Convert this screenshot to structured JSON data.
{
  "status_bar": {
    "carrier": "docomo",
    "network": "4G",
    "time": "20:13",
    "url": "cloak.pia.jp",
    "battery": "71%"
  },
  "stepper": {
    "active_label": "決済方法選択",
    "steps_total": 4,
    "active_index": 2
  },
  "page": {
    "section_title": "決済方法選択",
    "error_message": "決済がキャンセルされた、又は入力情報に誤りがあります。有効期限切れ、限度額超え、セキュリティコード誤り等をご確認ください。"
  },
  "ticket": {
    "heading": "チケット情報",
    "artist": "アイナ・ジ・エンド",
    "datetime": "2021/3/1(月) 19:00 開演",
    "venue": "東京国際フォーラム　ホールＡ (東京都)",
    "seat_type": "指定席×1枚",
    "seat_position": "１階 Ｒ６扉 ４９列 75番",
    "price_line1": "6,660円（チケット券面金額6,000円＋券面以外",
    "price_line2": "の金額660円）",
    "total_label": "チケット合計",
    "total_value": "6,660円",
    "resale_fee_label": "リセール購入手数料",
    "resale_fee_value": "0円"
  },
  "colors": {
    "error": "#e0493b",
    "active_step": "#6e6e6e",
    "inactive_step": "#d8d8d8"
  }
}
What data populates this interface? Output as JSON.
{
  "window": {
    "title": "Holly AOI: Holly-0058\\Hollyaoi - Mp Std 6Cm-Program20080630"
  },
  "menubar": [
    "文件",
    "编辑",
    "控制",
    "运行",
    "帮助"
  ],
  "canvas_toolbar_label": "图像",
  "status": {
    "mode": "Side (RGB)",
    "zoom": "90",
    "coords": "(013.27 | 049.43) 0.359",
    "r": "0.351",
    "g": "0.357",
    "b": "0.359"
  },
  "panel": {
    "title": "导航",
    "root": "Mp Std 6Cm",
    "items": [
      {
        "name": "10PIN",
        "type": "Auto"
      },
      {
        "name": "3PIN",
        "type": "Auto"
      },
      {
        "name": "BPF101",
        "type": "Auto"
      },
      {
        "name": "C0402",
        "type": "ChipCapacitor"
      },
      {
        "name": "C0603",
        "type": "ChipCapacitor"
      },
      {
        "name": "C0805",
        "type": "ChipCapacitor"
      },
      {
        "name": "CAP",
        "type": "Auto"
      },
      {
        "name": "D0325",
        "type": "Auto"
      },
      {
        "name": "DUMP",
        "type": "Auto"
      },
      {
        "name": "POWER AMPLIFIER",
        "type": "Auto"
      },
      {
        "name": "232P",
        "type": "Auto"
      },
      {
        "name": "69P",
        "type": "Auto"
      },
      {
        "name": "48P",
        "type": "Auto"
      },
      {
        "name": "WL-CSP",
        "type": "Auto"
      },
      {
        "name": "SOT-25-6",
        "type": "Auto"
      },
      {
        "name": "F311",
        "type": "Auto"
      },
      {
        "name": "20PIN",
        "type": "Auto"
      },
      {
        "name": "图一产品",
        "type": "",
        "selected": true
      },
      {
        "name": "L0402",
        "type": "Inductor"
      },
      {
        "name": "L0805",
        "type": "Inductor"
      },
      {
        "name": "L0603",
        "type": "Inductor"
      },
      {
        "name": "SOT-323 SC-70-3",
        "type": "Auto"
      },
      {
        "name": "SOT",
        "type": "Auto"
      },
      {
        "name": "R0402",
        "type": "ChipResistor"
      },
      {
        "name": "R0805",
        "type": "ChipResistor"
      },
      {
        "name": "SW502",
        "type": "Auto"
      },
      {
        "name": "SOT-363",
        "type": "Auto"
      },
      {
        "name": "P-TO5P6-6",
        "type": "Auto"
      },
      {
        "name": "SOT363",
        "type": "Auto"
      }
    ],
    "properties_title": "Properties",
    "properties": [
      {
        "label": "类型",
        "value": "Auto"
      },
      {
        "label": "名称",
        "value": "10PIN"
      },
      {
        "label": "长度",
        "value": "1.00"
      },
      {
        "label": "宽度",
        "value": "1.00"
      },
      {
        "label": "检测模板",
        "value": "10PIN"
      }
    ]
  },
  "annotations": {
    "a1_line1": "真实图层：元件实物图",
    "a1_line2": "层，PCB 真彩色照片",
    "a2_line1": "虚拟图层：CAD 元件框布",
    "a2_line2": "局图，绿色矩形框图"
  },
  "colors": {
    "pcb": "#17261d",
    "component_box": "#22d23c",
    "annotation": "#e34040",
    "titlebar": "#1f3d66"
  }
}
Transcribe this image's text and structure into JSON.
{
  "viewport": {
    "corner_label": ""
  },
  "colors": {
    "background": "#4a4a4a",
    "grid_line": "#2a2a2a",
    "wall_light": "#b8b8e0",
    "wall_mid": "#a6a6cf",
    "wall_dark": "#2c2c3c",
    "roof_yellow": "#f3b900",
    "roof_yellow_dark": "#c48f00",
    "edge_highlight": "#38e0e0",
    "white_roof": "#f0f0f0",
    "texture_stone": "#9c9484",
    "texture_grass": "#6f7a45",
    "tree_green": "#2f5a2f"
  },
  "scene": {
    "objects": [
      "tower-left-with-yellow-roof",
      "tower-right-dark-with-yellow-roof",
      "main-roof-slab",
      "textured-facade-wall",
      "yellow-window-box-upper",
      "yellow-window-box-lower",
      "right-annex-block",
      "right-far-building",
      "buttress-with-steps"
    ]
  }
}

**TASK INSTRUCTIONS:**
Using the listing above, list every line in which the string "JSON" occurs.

**YOUR RESPONSE:**
Convert this screenshot to structured JSON data.
What data populates this interface? Output as JSON.
Transcribe this image's text and structure into JSON.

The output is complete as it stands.